Shanghai residents voiced frustration April 1 at a week of snap COVID-19 lockdowns, complaining online about food shortages and bewildering stay-at-home orders.
After initially vowing they would avoid a city-wide lockdown, officials changed tack this week and announced a phased shutdown which divided China's financial centre in two so authorities can test its 25 million residents.
A four-day lockdown of the Pudong area began on March 28, followed by stay-at-home orders for the densely populated Puxi zone that were meant to start on April 1.
But people in many Puxi neighbourhoods were suddenly ordered inside early on March 31, while much of Pudong remained closed on April 1, angering residents on both sides.
"This is de facto city-wide lockdown," one Weibo user said. "Many Pudong streets and compounds are still in lockdown, few are lifted."
Authorities late March 30 published a complex "grid management" plan for reopening that would keep all residential compounds closed where a positive test is found.
The restrictions have led to panic-buying and a dire shortage of delivery drivers to get food to the millions now trapped at home.
Residents of some buildings have skirted restrictions by taking deliveries attached to ropes lowered to the ground, according to AFP reporters.
"It's complicated to buy food online, because the number of delivery people is limited," said Sun Jian, 29, a resident in Puxi.
She added that the lockdown had been "badly managed" as people were forced to queue together for COVID-19 tests, adding to the risk of transmission.
"What everyone is most afraid of now is not getting sick, but being sent to isolation rooms in makeshift facilities, where the conditions are very bad," she told AFP.
A Pudong resident surnamed Dong said his wife and three-year-old son were taken to centralised quarantine after testing positive, but have no access to hot water.
"No one tells us when the quarantine will be lifted," he told AFP.
"I'm quite anxious."
'Dynamic zero policy'
China reported nearly 104,000 domestic COVID-19 infections in March, with 90% of the recent cases found in Shanghai or northeastern Jilin province, health officials said April 1.
National Health Commission spokesman Mi Feng told a press briefing it remains necessary to "unswervingly" adhere to the "dynamic zero" policy of stamping out clusters as they emerge.

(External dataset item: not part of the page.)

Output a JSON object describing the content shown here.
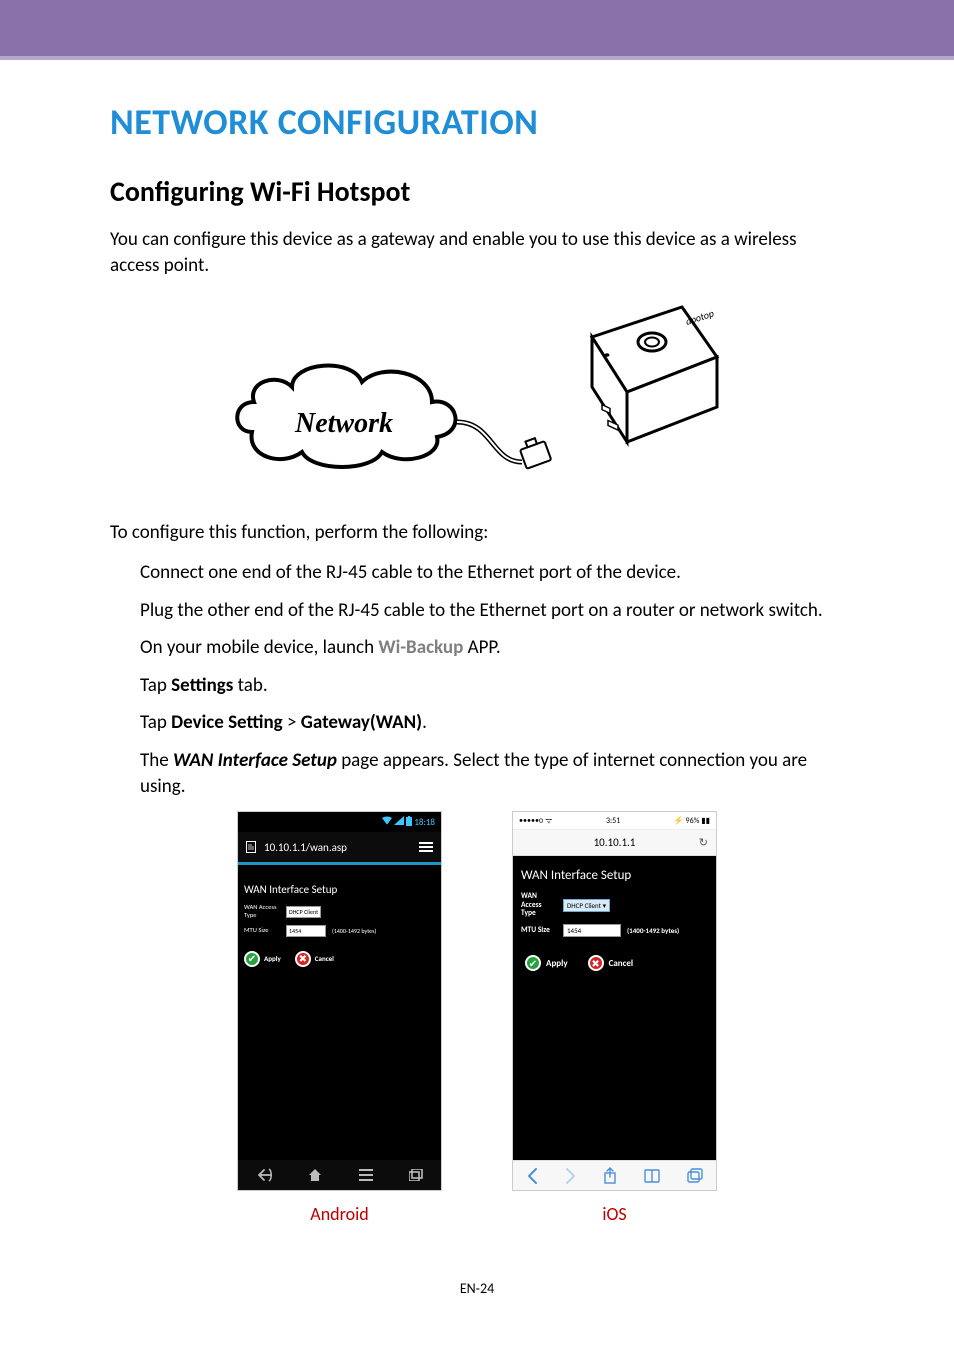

But other experts cautioned this may take time given the infectiousness of the Omicron variant and number of asymptomatic cases.
As patience starts to fray in Shanghai among a public who until now have broadly acquiesced to virus controls, top city official Ma Chunlei on Thursday made a rare admission of failure, saying the city was "insufficiently prepared" for the outbreak.
Shanghai is recording several thousand cases a day, making it the heart of China's worst COVID-19 outbreak since the country's first brush with the virus in Wuhan was controlled in early 2020.
More than 7,300 virus cases were recorded nationwide on April 1. While tiny compared with many countries, the case numbers are alarming to China's leadership, who have tethered the nation to a "zero-COVID" approach. (AFP)